Building an Audience for Your Book on Tablo

If you’re a new author who is publishing your first book, you’ve probably noticed that you’re at a distinct disadvantage. Authors who have published more books, even just one more, are much more likely to have an audience eager for their next release. If you’re on your first book, odds are you still have to build up that audience.

It’s kind of like that old conundrum when trying to find a job. All the jobs available are labeled “experience required,” but how do you get experience if you can’t get a job in the first place? How do you build an audience of readers if you don’t have anyone buying your book to find out if they like it?

One solution to this issue for authors is a relatively new site called Tablo. It’s a website where authors can post their work as they write it, and readers can read, subscribe to the story, and leave comments.

(I should note: I’ve signed up for an account in order to poke around and check it out, but I haven’t posted any of my work there at this point. My comments are based on what I’ve seen so far. They’re subject to change or updating as needed.)

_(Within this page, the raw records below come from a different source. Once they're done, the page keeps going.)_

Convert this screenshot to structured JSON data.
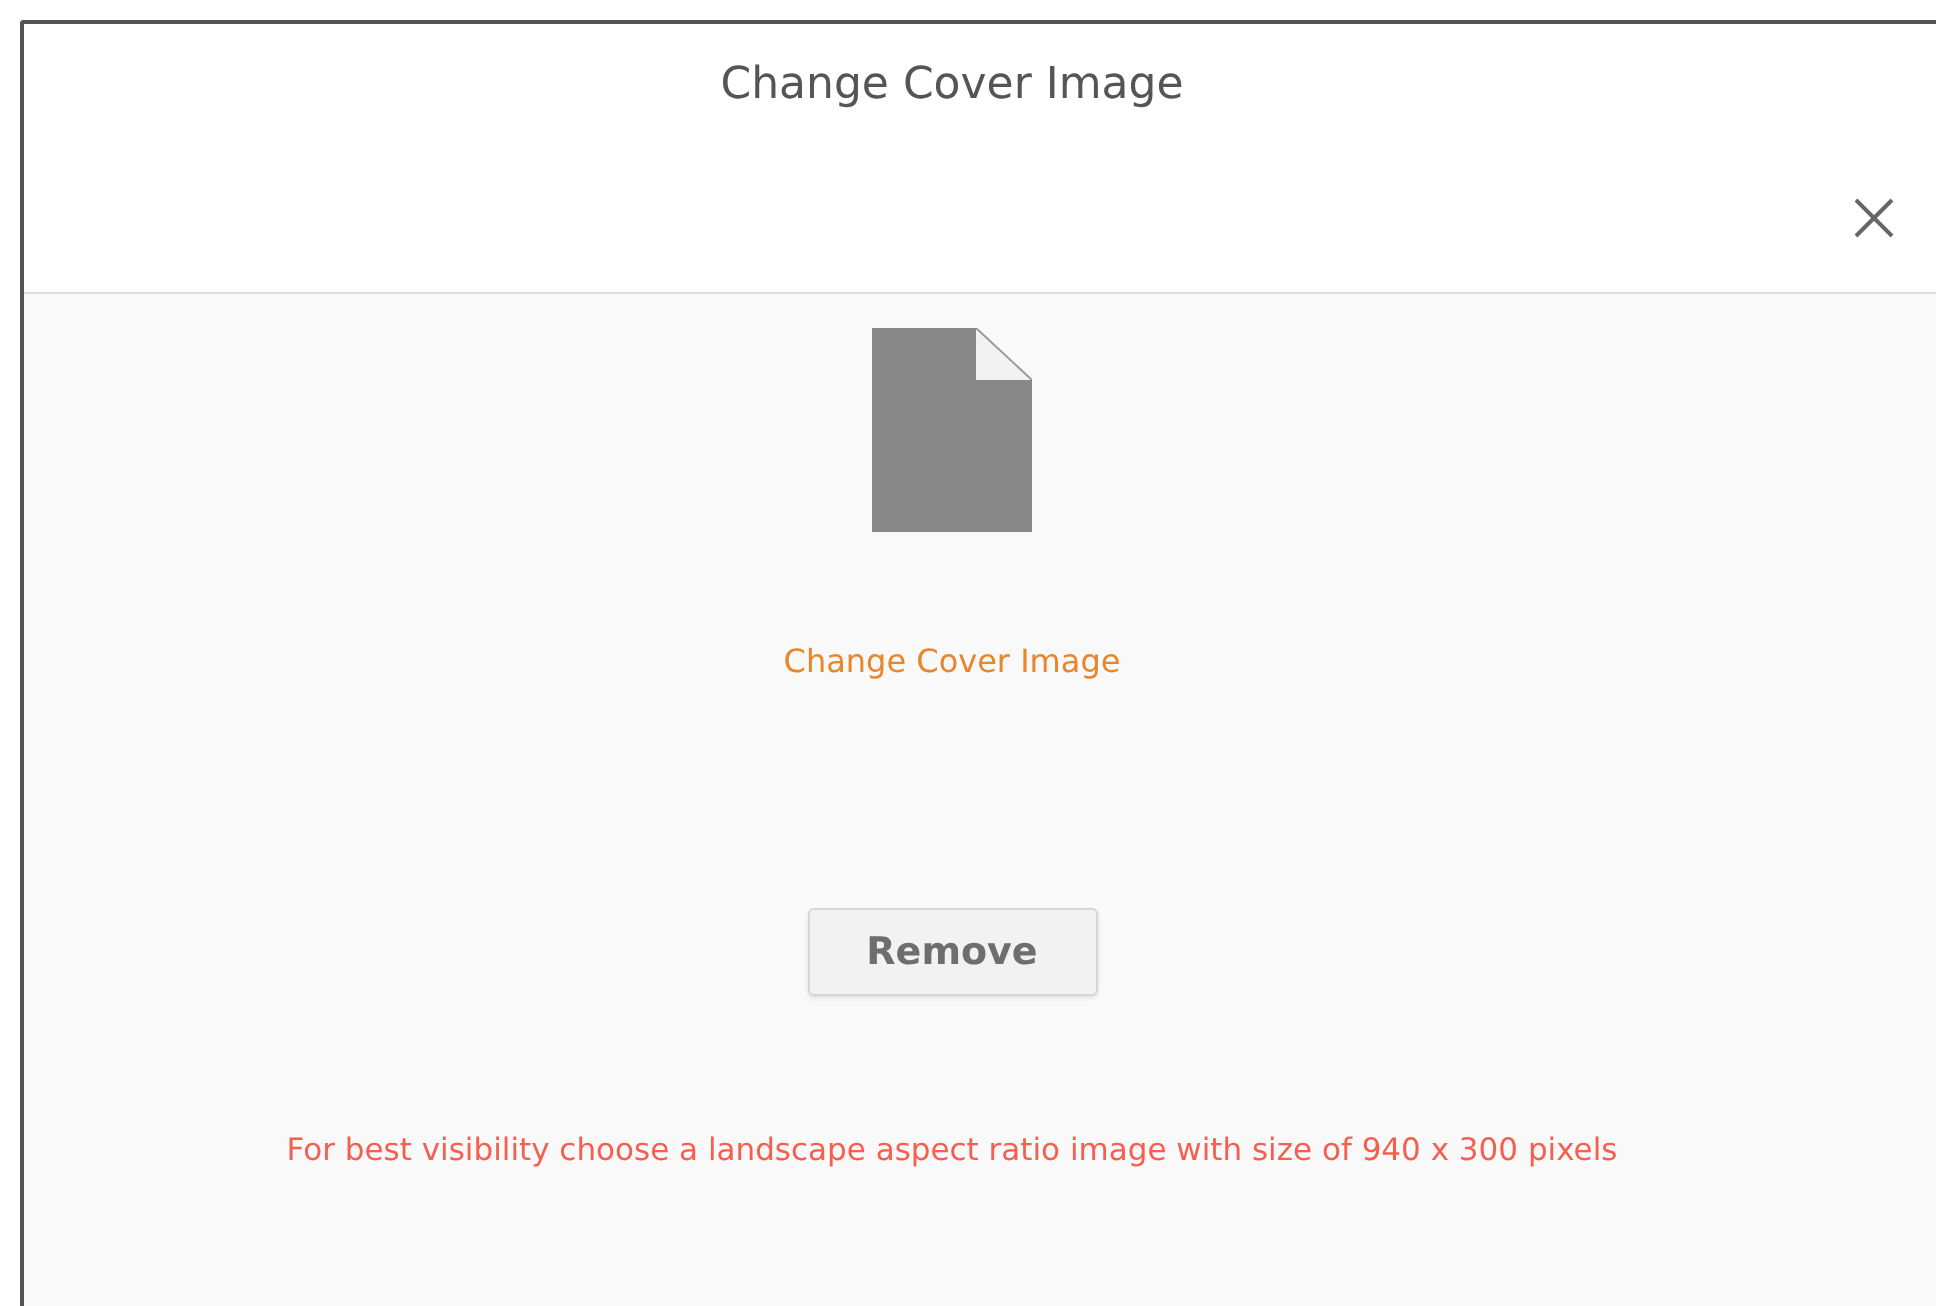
{
  "dialog": {
    "title": "Change Cover Image"
  },
  "cover": {
    "link": "Change Cover Image"
  },
  "buttons": [
    {
      "label": "Remove"
    }
  ],
  "hint": "For best visibility choose a landscape aspect ratio image with size of 940 x 300 pixels"
}
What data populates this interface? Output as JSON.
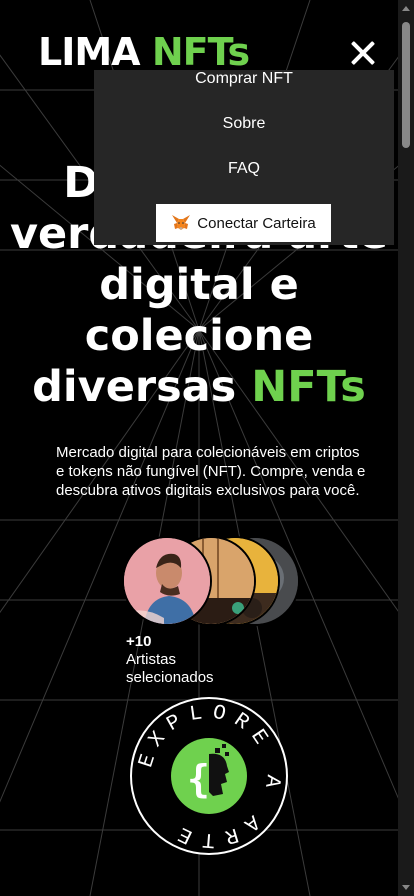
{
  "header": {
    "logo_main": "LIMA",
    "logo_accent": "NFTs"
  },
  "menu": {
    "items": [
      "Comprar NFT",
      "Sobre",
      "FAQ"
    ],
    "wallet_button": "Conectar Carteira",
    "wallet_icon": "metamask-fox-icon",
    "close_icon": "close-icon"
  },
  "hero": {
    "title_line1": "Descubra a",
    "title_line2": "verdadeira arte",
    "title_line3": "digital e",
    "title_line4": "colecione",
    "title_line5_plain": "diversas",
    "title_line5_accent": "NFTs",
    "description": "Mercado digital para colecionáveis em criptos e tokens não fungível (NFT). Compre, venda e descubra ativos digitais exclusivos para você."
  },
  "artists": {
    "count": "+10",
    "label_line1": "Artistas",
    "label_line2": "selecionados"
  },
  "badge": {
    "ring_text": "EXPLORE A ARTE"
  },
  "colors": {
    "accent": "#6fd14e",
    "menu_bg": "#262626",
    "background": "#000000"
  }
}
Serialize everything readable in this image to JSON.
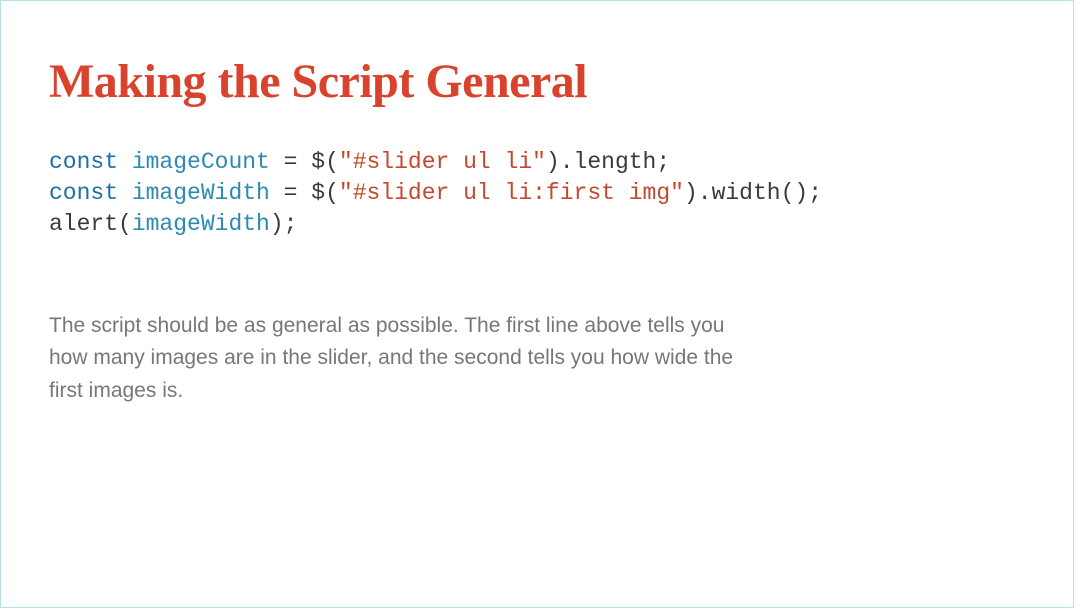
{
  "title": "Making the Script General",
  "code": {
    "line1": {
      "kw": "const",
      "var": "imageCount",
      "eq": " = ",
      "dollar": "$(",
      "str": "\"#slider ul li\"",
      "close": ").",
      "prop": "length",
      "semi": ";"
    },
    "line2": {
      "kw": "const",
      "var": "imageWidth",
      "eq": " = ",
      "dollar": "$(",
      "str": "\"#slider ul li:first img\"",
      "close": ").",
      "fn": "width",
      "paren": "()",
      "semi": ";"
    },
    "line3": {
      "fn": "alert",
      "open": "(",
      "arg": "imageWidth",
      "close": ")",
      "semi": ";"
    }
  },
  "body": "The script should be as general as possible. The first line above tells you how many images are in the slider, and the second tells you how wide the first images is."
}
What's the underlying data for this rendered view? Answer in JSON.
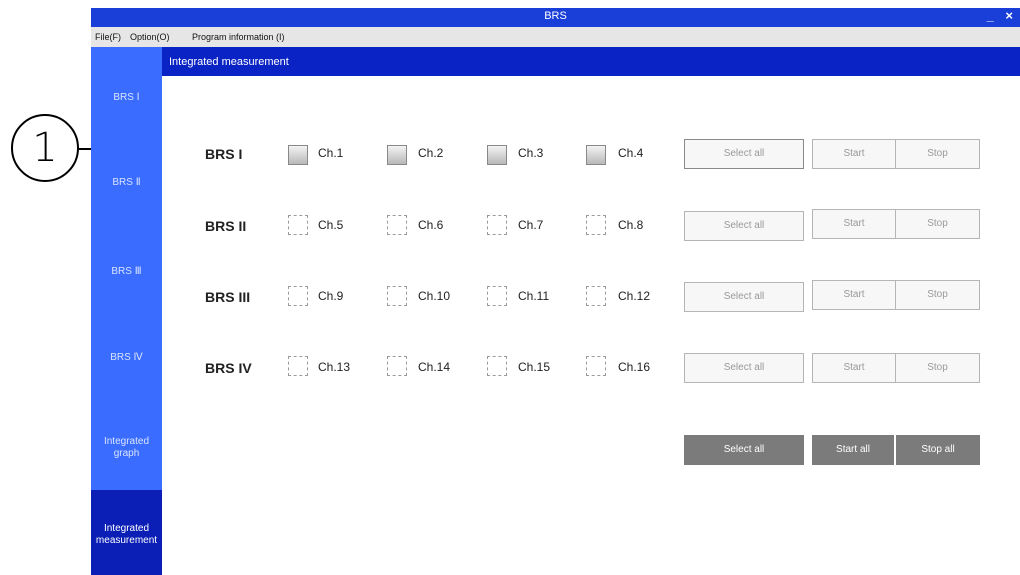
{
  "callout": {
    "number": "1"
  },
  "window": {
    "title": "BRS",
    "controls": "_ ×"
  },
  "menu": {
    "file": "File(F)",
    "option": "Option(O)",
    "program": "Program information (I)"
  },
  "sidebar": {
    "items": [
      {
        "label": "BRS Ⅰ"
      },
      {
        "label": "BRS Ⅱ"
      },
      {
        "label": "BRS Ⅲ"
      },
      {
        "label": "BRS Ⅳ"
      },
      {
        "label": "Integrated graph"
      },
      {
        "label": "Integrated measurement"
      }
    ]
  },
  "header": {
    "title": "Integrated measurement"
  },
  "rows": [
    {
      "label": "BRS I",
      "channels": [
        "Ch.1",
        "Ch.2",
        "Ch.3",
        "Ch.4"
      ],
      "select": "Select all",
      "start": "Start",
      "stop": "Stop"
    },
    {
      "label": "BRS II",
      "channels": [
        "Ch.5",
        "Ch.6",
        "Ch.7",
        "Ch.8"
      ],
      "select": "Select all",
      "start": "Start",
      "stop": "Stop"
    },
    {
      "label": "BRS III",
      "channels": [
        "Ch.9",
        "Ch.10",
        "Ch.11",
        "Ch.12"
      ],
      "select": "Select all",
      "start": "Start",
      "stop": "Stop"
    },
    {
      "label": "BRS IV",
      "channels": [
        "Ch.13",
        "Ch.14",
        "Ch.15",
        "Ch.16"
      ],
      "select": "Select all",
      "start": "Start",
      "stop": "Stop"
    }
  ],
  "global": {
    "select": "Select all",
    "start": "Start all",
    "stop": "Stop all"
  },
  "colors": {
    "titlebar": "#1a3fd8",
    "sidebar": "#3a6dff",
    "sidebar_active": "#0b1fb6",
    "header": "#0a23c4",
    "dark_button": "#7b7b7b"
  }
}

Building an Audience on Tablo

The appeal of Tablo is that it gives you a platform for building an audience before publishing your book. Readers come to Tablo looking for something to read. They find your book, get hooked, and hopefully become willing to purchase it or its sequels on down the road.

So far, so good. Tablo’s terms of service are decent, too – they explicitly state that they don’t own rights to your work beyond the right to display it either publicly or privately on their servers, depending on the options you choose. You can publish it elsewhere at any time, remove it from their servers, etc.

Tablo also offers a publishing service. They will act as your publisher, putting your books up on Amazon and in Apple’s iBook Store, in exchange for a percentage of your royalties. As far as I can tell, this is optional. If you want to handle your own publishing, you can do so and keep all the royalties.

Keeping in mind that I haven’t actually tested the effectiveness of building an audience on this platform, I’d say that it looks like a good service overall. There are groups you can join that let you interact with readers and connect with other writers. You have a build-in audience to try your work and see if they like it. You can even post your work on Tablo as you’re writing, giving you a better chance of having a decent audience ready when you finish the book.

Whether or not it actually¬†works to build an audience of buyers, though – that’s the question. One I don’t currently have an answer to, I’m sorry to say. It will be an interesting experiment to find out, though.

Have any of you tried Tablo? What was your experience so far? Did it help you in building an audience? Leave a comment and let me know what you think.

2 thoughts on “Building an Audience for Your Book on Tablo

  1. I am going to keep Tablo in mind because it sounds like a cool resource. It will be interested to read reports of how the tool actually works for people. By the time I am ready to use it, hopefully there will be more information on it. I wonder how much of a percentage they take for publishing to Kindle and the apple store.

  2. I agree, Katherine. I intend to give it a trial run as soon as I have something ready just to see if it builds up any kind of audience.

    As for the percentage, this is a direct quote from their terms of service:
    “You accept and understand that Tablo may receive a commission on sales according to the terms you published your book under (usually free publishing with a 20% commission to Tablo). You accept and understand that this commission is on top of any commission sought by distributors and retailers such as the 30% commission received by the Apple iBooks Store and the Amazon Kindle Store.

    For example, if you set your list price to $9.99 then Apple will retain ~$3 of this list price, Tablo will then receive a ~$2 commission from this sale, and the author will receive a ~$5 royalty.”

    So you’re basically paying them 20% to handle the technical details of submission. Whether or not that’s worth it will vary from one author to another.

Leave a Reply

Your email address will not be published. Required fields are marked *